As previously insinuated, a couple of the runs felt great. A nine miler Wednesday morning in Twin Falls left me wanting even more. Just felt easy, smooth, and paced. I don't get those kinds of runs that often so I LOVE it when it happens. Then, this morning (Sunday) I must have been channeling my inner Kipchoge as I actually threw in a bit of a 20 minute tempo during 11 miles. SICK (that's good sick, not like, ill sick)!

On the other hand, my knee has had good days and bad. When it's good, I feel like I am getting in better shape and might be able to put together a good 13.1 mile effort in Eugene. When it's bad, I just want to give up on this whole "racing" thing, stop over-spending on entry fees, and be a slow, casual, jogger dude. Oooops, getting the Debbie Downer thing going. Sorry.

So, three more teaching days then back home for a quick night in Denver. Then off to Eugene. We'll see how that goes.....

Run with the run.



Sunday, April 8, 2018

Mostly Boring, But One Cool Thing...

There are a couple of things I've rarely enjoyed: Uphill and into the wind. Today there was too much of both. My 16 mile run was on the usual rolling terrain but had the added attraction of wind. Not just a little wind. 20-25 MPH of headwind for the first 9 miles. By the time I had the tailwind, I felt as though I had been beaten into submission. BUT, it's over and for the most part, I'm over IT!

So with three weeks until the Eugene HALF Marathon, yep committed to the half, I've logged 61 and 63 miles the last two weeks. I'm planning on bumping that a bit (or keeping it right there) this coming week before backing off in the two weeks prior. Am I peaking? Hell, no. I'm not even in shape, what would I peak? The two weeks prior to Eugene, I am on a whirlwind (there's that word WIND again) teaching tour of Idaho. Those kind of trips  automatically reduce my mileage anyway, so it comes at a good time.

That brings us to the cool thing.

I have a nine day teaching trip in Michigan in June. I decided to see if there were any races while I was in town. It turns out that June 3, 2018, is the 45th running of the Dexter to Ann Arbor race. Originally a fifteen mile race, it is now a Half-Marathon. I ran the half in 2000. Interestingly, I ran the fifteen miler on year 1...... 1974!

Yep, that picture at the top is me (#125) standing at the starting line ready to blast it out in
beautiful downtown Dexter. Ended up 14th, running the 15 miles in 1:25:58. Also, interestingly. I ran almost the exact same time for the Half in 2000 at the ripe old age of 48.

I received some type of award (that's the second picture - nice hairband). They must have given medals to the top fifteen or twenty in the race.
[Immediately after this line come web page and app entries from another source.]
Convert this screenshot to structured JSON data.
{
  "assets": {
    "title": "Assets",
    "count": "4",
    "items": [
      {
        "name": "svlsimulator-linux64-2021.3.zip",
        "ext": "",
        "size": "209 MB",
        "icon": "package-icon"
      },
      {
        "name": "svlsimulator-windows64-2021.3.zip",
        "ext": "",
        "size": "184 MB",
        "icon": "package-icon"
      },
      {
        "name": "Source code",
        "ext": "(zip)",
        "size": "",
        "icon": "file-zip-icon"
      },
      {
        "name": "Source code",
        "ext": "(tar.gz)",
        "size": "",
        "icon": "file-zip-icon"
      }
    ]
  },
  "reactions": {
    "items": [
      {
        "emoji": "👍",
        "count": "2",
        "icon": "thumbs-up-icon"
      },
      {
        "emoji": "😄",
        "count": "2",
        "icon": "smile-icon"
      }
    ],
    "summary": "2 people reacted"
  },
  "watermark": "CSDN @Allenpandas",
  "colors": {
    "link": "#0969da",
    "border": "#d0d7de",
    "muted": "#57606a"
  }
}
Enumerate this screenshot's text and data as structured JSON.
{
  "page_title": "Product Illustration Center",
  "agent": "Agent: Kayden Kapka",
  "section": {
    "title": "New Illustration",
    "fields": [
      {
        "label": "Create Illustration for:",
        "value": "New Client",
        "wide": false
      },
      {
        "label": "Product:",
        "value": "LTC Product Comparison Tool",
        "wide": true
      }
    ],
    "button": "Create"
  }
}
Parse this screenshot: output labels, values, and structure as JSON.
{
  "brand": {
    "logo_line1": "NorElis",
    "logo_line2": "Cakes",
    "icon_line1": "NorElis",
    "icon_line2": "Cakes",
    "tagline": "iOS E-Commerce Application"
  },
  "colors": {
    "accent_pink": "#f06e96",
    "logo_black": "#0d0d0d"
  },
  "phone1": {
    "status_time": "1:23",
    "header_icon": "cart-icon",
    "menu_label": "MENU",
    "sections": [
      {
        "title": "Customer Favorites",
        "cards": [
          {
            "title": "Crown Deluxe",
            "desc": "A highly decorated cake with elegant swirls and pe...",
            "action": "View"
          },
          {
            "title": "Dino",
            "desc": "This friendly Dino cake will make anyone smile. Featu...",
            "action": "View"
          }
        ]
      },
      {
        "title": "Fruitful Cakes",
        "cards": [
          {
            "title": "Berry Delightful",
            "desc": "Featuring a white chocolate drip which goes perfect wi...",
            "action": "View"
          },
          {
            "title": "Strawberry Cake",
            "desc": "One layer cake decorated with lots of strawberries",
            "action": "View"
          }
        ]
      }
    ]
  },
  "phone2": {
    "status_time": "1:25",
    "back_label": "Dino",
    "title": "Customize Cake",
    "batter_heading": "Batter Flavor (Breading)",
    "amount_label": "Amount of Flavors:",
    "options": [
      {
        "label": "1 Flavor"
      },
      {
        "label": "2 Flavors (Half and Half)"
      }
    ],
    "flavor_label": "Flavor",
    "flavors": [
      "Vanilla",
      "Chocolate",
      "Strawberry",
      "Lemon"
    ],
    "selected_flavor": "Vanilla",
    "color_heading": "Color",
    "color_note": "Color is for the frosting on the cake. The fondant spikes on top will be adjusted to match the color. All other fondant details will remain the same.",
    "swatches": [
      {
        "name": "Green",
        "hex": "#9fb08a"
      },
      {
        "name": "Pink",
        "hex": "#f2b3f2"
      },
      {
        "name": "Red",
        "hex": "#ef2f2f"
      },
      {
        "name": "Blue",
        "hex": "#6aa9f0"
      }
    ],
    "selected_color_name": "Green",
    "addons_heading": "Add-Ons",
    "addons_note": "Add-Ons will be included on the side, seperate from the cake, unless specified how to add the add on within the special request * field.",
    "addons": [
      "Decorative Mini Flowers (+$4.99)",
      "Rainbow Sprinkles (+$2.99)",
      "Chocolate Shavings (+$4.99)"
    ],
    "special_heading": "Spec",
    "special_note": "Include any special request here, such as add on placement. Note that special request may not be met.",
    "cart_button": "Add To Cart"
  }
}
Who knows? I do however, still have that medal.

So, I'm pretty excited to add the Dex-AA Half to my modest racing schedule, which so far, looks like this:


April 29              Eugene Half Marathon
May 28              Bolder Boulder 10K
June 3               Dexter to Ann Arbor Half Marathon
July 29              San Francisco Marathon (a BIG maybe at this point)
August 11         Georgetown to Idaho Springs Half Marathon
September 3     Fortitude 10K
October 7         Chicago Marathon
December 2     Cal International Marathon

Everything seems to be holding up so far. The knee is pretty okay most days and as long as that remains the trend, I'm good with that.

Hopefully all is well in your world. As Eliud would say, "run with the run."